An unhappy trend in Indian politics has been the reliance of the political parties on muscle power and the criminals for improving their election tally. Practically, no party is an exception and all of them continue with the nexus with the criminals. Naturally, the number of the MPs facing serious criminal charges is considerable this time also. As reported, the MPs of such background this time is 12 out of 206 for Congress; 19 out of 116 for BJP, 8 out of 23 in SP; 6 out of 21 in BSP; 3 out of 20 in JDU; one out of 14 in BJD; one out of 15 in CPI (M). Although 23 dons like Atiq Ahmed, Vinay Shukla, D.P. Yadav and Mukhtar Ansari have lost elections; the number of MPs with criminal record has increased from 128 in 2004 to 153 in 2009. Similarly, the number of MPs with serious criminal charges, such as murder and abduction, has increased from 55 to 74. The people, as usual, expect the Central and the state governments, the political parties and Election Commission to initiate action to eradicate crime from electoral politics. It is heartening that almost all the musclemen, dons and their family members were defeated in Bihar, although that was not the case at all India level.

Inspite of its unexpected success in the election, the shortcomings of the congress are real and many. The Congress has set bad example this time in giving tickets to defectors. Its organizational base is poor in many states. Due to dominance of political families, the party lacks inner party democracy, promotes sycophancy and myth-making. Its slogan of youth empowerment may lead to empowering young MPs below 35 who are mostly from political families; sons, daughters and nephews of established politicians. The party has the tendency to thrust ill-experienced young leaders who commit costly errors. The party should be educated about the dangers of Youth-non-Youth divide in Indian leadership frame work.

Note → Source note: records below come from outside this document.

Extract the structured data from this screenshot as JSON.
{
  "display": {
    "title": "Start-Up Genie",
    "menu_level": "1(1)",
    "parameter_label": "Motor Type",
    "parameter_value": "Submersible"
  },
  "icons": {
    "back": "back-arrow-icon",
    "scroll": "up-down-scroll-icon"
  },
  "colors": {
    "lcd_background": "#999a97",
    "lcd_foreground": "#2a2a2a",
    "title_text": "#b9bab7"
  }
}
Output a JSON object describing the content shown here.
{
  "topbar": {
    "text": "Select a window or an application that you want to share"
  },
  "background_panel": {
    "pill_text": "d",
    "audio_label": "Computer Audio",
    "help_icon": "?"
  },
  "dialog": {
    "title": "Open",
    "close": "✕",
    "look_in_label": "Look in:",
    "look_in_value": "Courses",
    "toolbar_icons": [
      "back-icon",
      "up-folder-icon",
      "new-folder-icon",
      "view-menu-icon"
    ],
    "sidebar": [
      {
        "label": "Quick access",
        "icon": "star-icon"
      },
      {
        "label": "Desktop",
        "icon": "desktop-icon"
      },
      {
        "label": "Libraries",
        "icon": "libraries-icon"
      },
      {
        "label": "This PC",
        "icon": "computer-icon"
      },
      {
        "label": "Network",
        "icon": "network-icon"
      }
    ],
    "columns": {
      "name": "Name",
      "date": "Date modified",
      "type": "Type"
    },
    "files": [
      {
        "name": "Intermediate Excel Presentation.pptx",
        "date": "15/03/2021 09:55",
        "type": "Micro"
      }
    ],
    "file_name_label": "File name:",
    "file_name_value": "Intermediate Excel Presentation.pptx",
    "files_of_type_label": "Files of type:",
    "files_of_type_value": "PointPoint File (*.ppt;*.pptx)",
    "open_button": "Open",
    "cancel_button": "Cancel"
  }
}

The political parties, following the principle of ‘catch them young’, select enthusiastic young ones for their youth wings. Many of them grow in politics, pursue their political ends without any concern for the means, and ultimately turn out to be arrogant bullies with neither the capacity, nor the willingness to learn and develop proper understanding of the complexities of the nation and the society, the sense of belonging, integrity, intellectual rigour, experience and proper mix of the self and society-centric dash. Many media men absurdly believe that a combination of charm, charisma, appearance, intelligence and presence is enough.

The people have given Congress a second chance. But there is a danger that the party may not be able to avail it properly. It may thrust ill-experienced ones on the name of youth empowerment; indulge in populism and competitive politics of vote bank. It may also be a victim to its old ailment of arrogance. The Government could reach at the grassroots through National Rural employment Guarantee Act, Sarva Shiksa Aviyan, Bharat Niramn and similar other programmes, provided these programmes are properly implemented; there is fiscal management and leakage is plugged. These schemes need imaginative handling which the Central and the State bureaucracies lack. Take the case of NREGA, it is implemented when there is acute labour shortage in rural areas. The farmers in many parts of the country are going for massive plantation due to government’s inadequacies and there is going to be acute shortage of food-stuff in not a too distant future.

                                                                                                                                                      - B.B. Kumar


Dialogue (A quarterly journal of Astha Bharati)

Astha Bharati